Britain’s Seasonal Worker Scheme leaves many Migrants in Debt

Danielle Cohen
By Danielle Cohen Immigration Law Solicitor Linkedin
Danielle Cohen has over 20 years of experience as a lawyer and a reputation for offering professional, honest and expert advice.
3 April 2024

UK farmers have relied on European migrant workers for decades. A UK work visa scheme for migrant farm workers was in place in some form or another between 1945 and 2014 and participants were typically students from European countries. The Seasonal Agricultural Workers Scheme was restricted to Romanian and Bulgarian citizens from 2008 and was scrapped all together in 2014. The government considered that the demand could be met by EU workers allowed to come to the UK without visas, particularly from Eastern European countries.

Following reports of labour shortage and concerns about the effect of ending EU free movement a new seasonal worker pilot scheme was announced in 2018. The Migration Advisory Committee said at the time that without such a scheme there would have been the closure of many businesses in the agricultural sector.

The new seasonal worker scheme launched in March 2019 initially had a quota of 2,500 places per year. When the pilot began the workers mainly came from Ukraine and Russia, but today there is a much wider range of nationals represented including from central Asian countries. The Johnson government said that the seasonal worker scheme would be in place at least until the end of 2024 but that quota would be gradually reduced. By contrast the Sunak government increased the quota for 2023 and 2024.

The mechanism
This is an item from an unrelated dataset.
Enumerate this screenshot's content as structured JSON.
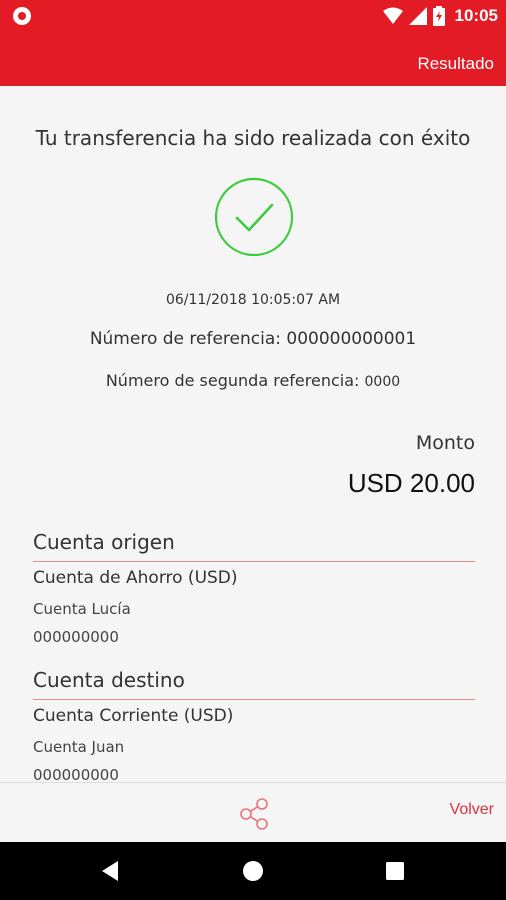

The Seasonal Worker visa is issued by the Home Office and the criteria is set in the immigration rules. The government has authorised a small number of recruitment companies known as ‘Scheme Operators’ to arrange seasonal workers visas. Farmers must hire their overseas workers through those companies and must demonstrate that they are actively trying to recruit UK based workers as well. They cannot sponsor seasonal worker visas directly. Most migrants working on the UK farms take out big loans to cover their upfront costs without knowing whether they will earn enough to pay off their debts. The Financial Times has reported that almost three quarters of the workers recruited through the seasonal workers scheme borrowed an average of more than £1,200 to come to the country and most had little certainty over how much they would earn once they arrived. The Financial Times has suggested that the scheme leaves the workers at risk of debt bondage and exploitation, unable to quit jobs even if they find work and facing living conditions worse than promised. David Neil said the Visa regime put care workers at risk. Neil’s report before he was sacked as the Chief Inspector of Borders said that “the net effect of these mistakes is that the Home Office created a system that invited large numbers of low skilled workers to this country who are at risk from exploitation”. He added that control measures to mitigate risk were totally inadequate with only one compliance officer for every 1,600 employers licenced to sponsor migrant workers.

Legal challenges

The Anti-trafficking and Labour Exploitation Unit brought legal challenges to the government seasonal workers visa scheme on the grounds that it breached Article 4 of the European Convention on Human Rights. They were seeking compensation for the client’s treatment but also declaration that the scheme breached the client’s Article 4 rights. The Guardian newspaper published an article on 1 April 2024 that suggests that migrant workers vulnerability to exploitation was compounded by the hostile environment, as fears of immigration enforcement action deterred them from reporting mistreatment or exploitation to the authorities. Dr Thiemann of The University of Leicester told The Guardian that it needs to be easier for workers to change employers, so that moving jobs was an actual possibility.